Lead is highly toxic and can cause a variety of severe health problems in children, ranging from impaired brain development and hearing, higher risk of coma and even death. According to the New Hampshire Division of Public Health Services, 42,057, or 50 percent of Granite State children, reside in housing units built before the 1978 ban on lead in residential paint, which increases their risk of exposure.

Property owners of homes built in 1978 and earlier who rent to low-to-moderate income renters will likely qualify for the Lead Safe Manchester program. Properties where a child was found with an elevated blood lead level, or which received a state order of lead hazard reduction, will receive highest enrollment priority. Properties where no children under age 6 live should call to inquire about program status before completing the entire program application.

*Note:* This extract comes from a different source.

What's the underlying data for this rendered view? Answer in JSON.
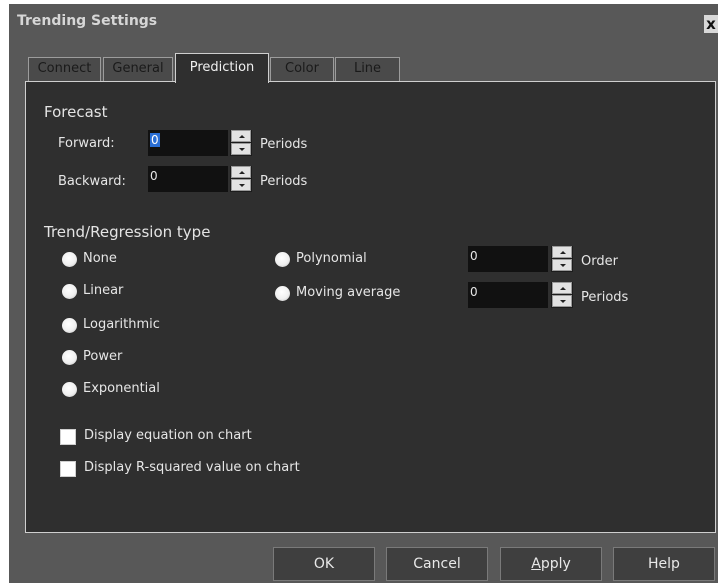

Owner-occupied units must have children under age 6 living in or visiting the home to qualify.

Children 6 years old and younger and pregnant people are most at-risk for complications and severe health problems due to lead exposure. The Manchester Health Department offers free first-time lead screenings for children 6 years old and younger by appointment.

“Lead poisoning is an entirely preventable tragedy that dramatically impacts a child’s health and ability to learn,” said U.S. Sen. Jeanne Shaheen, D-NH. “This funding will help families in Manchester protect their children from lead poisoning and exposure to other hazardous contaminants in their homes. Particularly in many of our neighborhoods with older housing stock, it is critical to identify and remediate housing units with potential lead-based paint to ensure our kids can grow up healthy.”

“Granite Staters and their families deserve a safe and healthy place to call home. However, in many older homes, lead-based paint can be a serious threat to the health and well-being of children,” said Sen. Maggie Hassan, D-NH. “The federal funds headed to Manchester will help identify homes at risk for lead exposure and other health hazards, helping build on our promise of a healthier, stronger New Hampshire.”

“The health of our children is of the utmost importance, and we must be vigilant in our efforts to protect them from lead and other hazardous materials,” said U.S. Congressman Chris Pappas. “These funds will identify lead-based paint hazards so that they can be properly remediated and ensure that children in Manchester grow up healthy and safe. Moving forward I will continue to fight for funding to remediate lead and similar health hazards to protect children and families at risk of exposure.”


 

About this Author

andrewsylvia

Andrew Sylvia

Assistant EditorManchester Ink Link

Born and raised in the Granite State, Andrew Sylvia has written approximately 10,000 pieces over his career for outlets across Massachusetts, New Hampshire and Vermont. On top of that, he's a licensed notary and licensed to sell property, casualty and life insurance, he's been a USSF trained youth soccer and futsal referee for the past six years and he can name over 60 national flags in under 60 seconds according to that flag game app he has on his phone, which makes sense because he also has a bachelor's degree in geography (like Michael Jordan). He can also type over 100 words a minute on a good day.